The Dippin’ Dots stand must be the saddest place in the mall, besides maybe the dark labyrinth of hallways leading to the restrooms. I’ve never seen anyone actually buying Dippin’ Dots. The sign reads, wishfully: “Dippin’ Dots: Ice Cream of the Future.” This sign hangs over the lone dude behind the register, who dutifully tries his best to stay awake, patiently waiting for the future to arrive. Every now and again, curiosity will get the better of me, and I’ll peer over the glass to see various vats of colorful beads. Each flavor looks, in its own special way, like the filling of a bean bag chair. Perhaps it’s due to my lack of business acumen, but it seems to me that ice cream is much more likely to be the Ice Cream of the Future.

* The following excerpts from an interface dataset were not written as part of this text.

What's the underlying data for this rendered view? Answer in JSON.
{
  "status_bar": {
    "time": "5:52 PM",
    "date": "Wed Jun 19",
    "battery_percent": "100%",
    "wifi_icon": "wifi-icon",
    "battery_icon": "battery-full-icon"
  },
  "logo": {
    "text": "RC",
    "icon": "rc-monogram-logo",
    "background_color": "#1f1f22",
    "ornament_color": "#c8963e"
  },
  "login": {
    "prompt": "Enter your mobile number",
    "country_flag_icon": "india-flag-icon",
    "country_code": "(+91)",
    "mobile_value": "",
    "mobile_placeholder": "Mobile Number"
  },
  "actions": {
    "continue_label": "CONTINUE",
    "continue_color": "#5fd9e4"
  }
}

Now that Christmas is over, it’ll be a while before I have a need to head back to the mall, though I think I might already be experiencing withdrawal. My eyes have become used to the twinkling displays of Christmas spirit, a spirit that can be measured in good will towards men and/or kilowatt-hours. And it’s tough to fight the urge to give my credit card to strangers, or to keep myself from walking on dawdling people’s heels, waiting for the cue from Kara to spring around either side of them and reunite on the far side. The worst part is knowing that I’ll have to wait a full three months before the Christmas displays are rolled back out.

While there are many things I’ll miss about the mall, I certainly won’t miss Kara saying, “Hold this. I’ll be back in a minute,” as she hands me her purse and disappears into the dressing room, ostensibly trying on clothes to make sure they’ll look good on somebody else. If I was a smart person, I’d run out at that moment and plant some corn by the shrubs at the mall entrance, entertaining myself with some subsistence farming as the seasons rolled by in her absence. After the harvest, I’d have plenty of time to sit back with some fresh corn on the cob, picking my teeth and pondering the continued existence of wool sweaters.

You never hear anybody say: “I love itchy wool sweaters. The more itch, the better. If you can’t find any itchy enough, just cut three holes in a burlap sack and give that to me for Christmas.” Yet the mall is filled with wool sweaters. Who is buying them? It’s almost like the stores think that wool is the Sweater of the Future.

In any event, it’s nice to slow down and spend time with family instead of throngs of shoppers, even though Kara and I end up driving all over the Eastern Seaboard to see everybody. During the holiday break, if you took a picture of me and Kara, we’d show up as animated red arrows stretching our way across a road atlas. Still, it beats being the Dippin’ Dots guy.

Should old acquaintance be forgot, you can still email Mike Todd at


  1. Wow, a double feature this week!

    I feel the same way about wool. Maybe everyone does? Maybe people caught on to the fact that non-itch fabrics are far more pleasant and subsequently stopped buying wool clothing for themselves years ago? Maybe stores have just been pushing the same unmovable wool inventory for the last decade, knowing that it only sells at Christmas, because people will only buy it on the condition that they don't have to wear it? That must be it. Wool is the unwanted gift of our generation. Wool is the Fruitcake of the Future.

    Those Dippin' Dots marketing guys do have their work cut out for them. It's not easy to convince people to eat food that comes in pellet form.

  2. I just love looking at the tables full of in FL. There are some that look really good with flip flops. Maybe the Dippin' Dots Dude should start pelting passerby's with ice cream pellets - kind of like the lotion people who say, "Can I interest you in trying...." and they try to squirt you as you scurry on by. Well, it would pass the time anyway.

    Have a great 2008!

  3. I tried dippin Dots the arizona, and even then I didn't like them. lol

  4. Russ -- Ha, it was a temporary double feature 'cause I'm an idiot. Bet you know what next week's column is about.

    Carmel -- Yo, dude! Wool sandals, then? And I hate those mall people, too. Where did they come from all of a sudden?

    Burf -- Ha. Glad I'm not the only one. The one time I tried Dippin' Dots, I dropped the container and they went everywhere. The dude gave me a refill for free. So, you know, Dippin' Dots might not be as good as ice cream, but at least they have a good warranty.